We prepared the soil minimally for the seed mix, scuffing a couple of 2-cubic-foot bags of compost into the top inch or two of soil with a hard rake. We then hand-broadcasted the seed atop the loose dirt, east-west and then north-south, followed by lightly raking the seed and soil together to mix the two. Lastly, using a generous fistful of (100-ish) sod staples, we tightly pinned a single layer of burlap to the surface. The burlap serves as the secret ingredient in the concoction of a high desert meadow, especially on a slope. It serves a couple of purposes: First, it secures the soil and seed mixture, ensuring it doesn’t wash away in rivulets from the sprinklers or get blown away by the wind; it also holds onto a little moisture while allowing the emerging cotyledons — the plants’ first leaves — enough elbow room to squeeze into the sunlight.

Straightening up and drying our foreheads, both a bit chuffed at how easy that’d all been, we started taking wagers. “Which of the wildflower seeds do you think will bloom first?” I asked. “My money’s on the Indian paintbrush,” said my friend, fully aware that Indian paintbrush is hemi-parasitic and relies on blue grama to survive. I cracked up. He cracked up! If there seemed to be a clear underdog in the race, that was it!

We set the sprinklers to run for five minutes twice a day and after a couple weeks had passed, we teased the burlap from the surface, revealing a uniform green carpet. At the margins of the sliver of meadow there was a distinct green border of sprouts ceasing right where the burlap was cut. Neither of us had expected it.

By the end of that summer, we had nearly weaned the meadow off irrigation. The grasses and perennial wildflowers had come in marvelously. Now, as we near the spring season of 2024, and the first winter jasmine shrubs and daffodils are blooming, I drive by that yard in the Sandia foothills and think to myself how one of the best performing landscapes I ever had a hand in was also one of the easiest and least expensive.

Each year, there continues to be a succession of blooms. In springtime, grape hyacinth emerges first, followed by a flush of Indian paintbrush and then purple prairie clover. The grasses green up in May and mature through August, and the little bluestem holds a warm, russet color through the winter.

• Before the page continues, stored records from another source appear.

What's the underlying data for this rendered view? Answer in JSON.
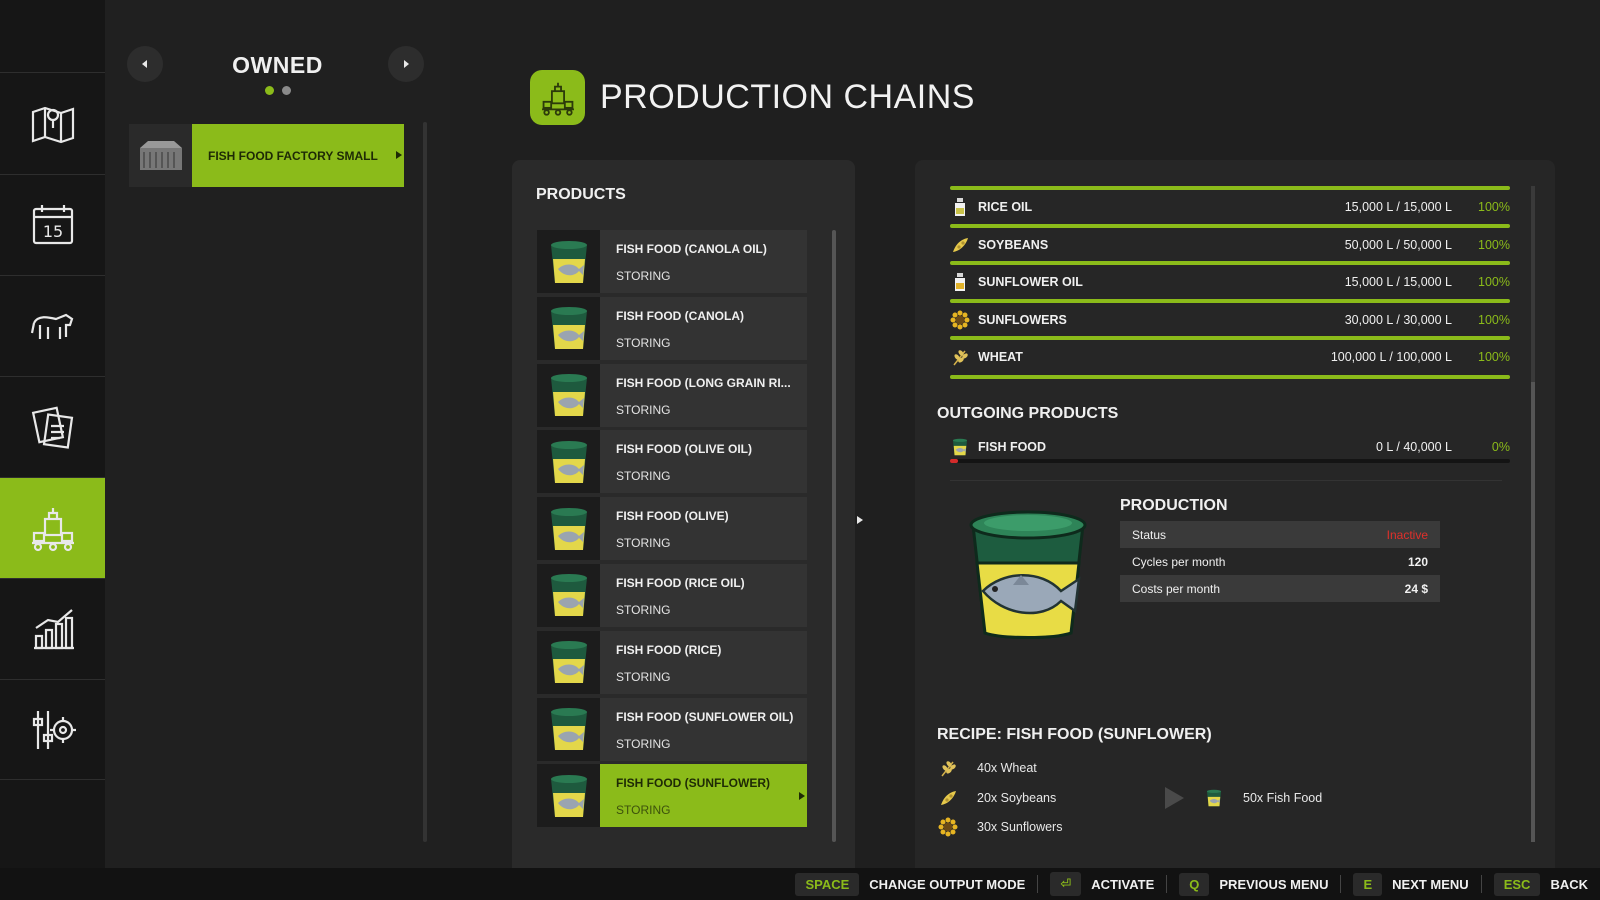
{
  "colors": {
    "accent": "#8bbb1a",
    "inactive": "#e0302b",
    "background": "#1f1f1f"
  },
  "nav": {
    "items": [
      {
        "icon": "map-icon"
      },
      {
        "icon": "calendar-icon",
        "label": "15"
      },
      {
        "icon": "animals-icon"
      },
      {
        "icon": "contracts-icon"
      },
      {
        "icon": "production-icon",
        "active": true
      },
      {
        "icon": "statistics-icon"
      },
      {
        "icon": "settings-icon"
      }
    ]
  },
  "owned": {
    "title": "OWNED",
    "page_dots": 2,
    "active_dot": 1,
    "factory": {
      "name": "FISH FOOD FACTORY SMALL",
      "icon": "factory-thumbnail"
    }
  },
  "header": {
    "title": "PRODUCTION CHAINS",
    "icon": "production-icon"
  },
  "products": {
    "title": "PRODUCTS",
    "items": [
      {
        "name": "FISH FOOD (CANOLA OIL)",
        "status": "STORING"
      },
      {
        "name": "FISH FOOD (CANOLA)",
        "status": "STORING"
      },
      {
        "name": "FISH FOOD (LONG GRAIN RI...",
        "status": "STORING"
      },
      {
        "name": "FISH FOOD (OLIVE OIL)",
        "status": "STORING"
      },
      {
        "name": "FISH FOOD (OLIVE)",
        "status": "STORING"
      },
      {
        "name": "FISH FOOD (RICE OIL)",
        "status": "STORING"
      },
      {
        "name": "FISH FOOD (RICE)",
        "status": "STORING"
      },
      {
        "name": "FISH FOOD (SUNFLOWER OIL)",
        "status": "STORING"
      },
      {
        "name": "FISH FOOD (SUNFLOWER)",
        "status": "STORING",
        "selected": true
      }
    ]
  },
  "inputs": [
    {
      "name": "RICE OIL",
      "amount": "15,000 L / 15,000 L",
      "percent": "100%",
      "icon": "oil-bottle-icon"
    },
    {
      "name": "SOYBEANS",
      "amount": "50,000 L / 50,000 L",
      "percent": "100%",
      "icon": "soybean-icon"
    },
    {
      "name": "SUNFLOWER OIL",
      "amount": "15,000 L / 15,000 L",
      "percent": "100%",
      "icon": "oil-bottle-icon"
    },
    {
      "name": "SUNFLOWERS",
      "amount": "30,000 L / 30,000 L",
      "percent": "100%",
      "icon": "sunflower-icon"
    },
    {
      "name": "WHEAT",
      "amount": "100,000 L / 100,000 L",
      "percent": "100%",
      "icon": "wheat-icon"
    }
  ],
  "outgoing": {
    "title": "OUTGOING PRODUCTS",
    "items": [
      {
        "name": "FISH FOOD",
        "amount": "0 L / 40,000 L",
        "percent": "0%",
        "fill": 0.0,
        "icon": "fish-food-icon"
      }
    ]
  },
  "production": {
    "title": "PRODUCTION",
    "rows": [
      {
        "label": "Status",
        "value": "Inactive",
        "inactive": true
      },
      {
        "label": "Cycles per month",
        "value": "120"
      },
      {
        "label": "Costs per month",
        "value": "24 $"
      }
    ]
  },
  "recipe": {
    "title": "RECIPE: FISH FOOD (SUNFLOWER)",
    "inputs": [
      {
        "text": "40x Wheat",
        "icon": "wheat-icon"
      },
      {
        "text": "20x Soybeans",
        "icon": "soybean-icon"
      },
      {
        "text": "30x Sunflowers",
        "icon": "sunflower-icon"
      }
    ],
    "output": {
      "text": "50x Fish Food",
      "icon": "fish-food-icon"
    }
  },
  "footer": [
    {
      "key": "SPACE",
      "label": "CHANGE OUTPUT MODE"
    },
    {
      "key": "⏎",
      "label": "ACTIVATE"
    },
    {
      "key": "Q",
      "label": "PREVIOUS MENU"
    },
    {
      "key": "E",
      "label": "NEXT MENU"
    },
    {
      "key": "ESC",
      "label": "BACK"
    }
  ]
}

While the flax initially performed well and provided early color, it has had the least longevity of any of the wildflowers. The mullein seeds germinated well and formed soft rosettes, but the current residents of the property sadly weeded it out of the meadow for aesthetic reasons. The purple prairie clover flowers profusely every summer with irrigation once or twice a week. But, the real star of the show, from that first year until this day is — I never thought I’d say it — the underdog, Indian paintbrush.

Learn more about specific types of gardening here:

Simple Steps to Get Started Designing Your Yard

Basics about Turf Grasses for New Mexico

Easy Pollinator Gardening

Water Harvesting for Residential Landscapes

Author: Joshua Johnson, Landscape Designer at Pland Collaborative. Have a question about the article?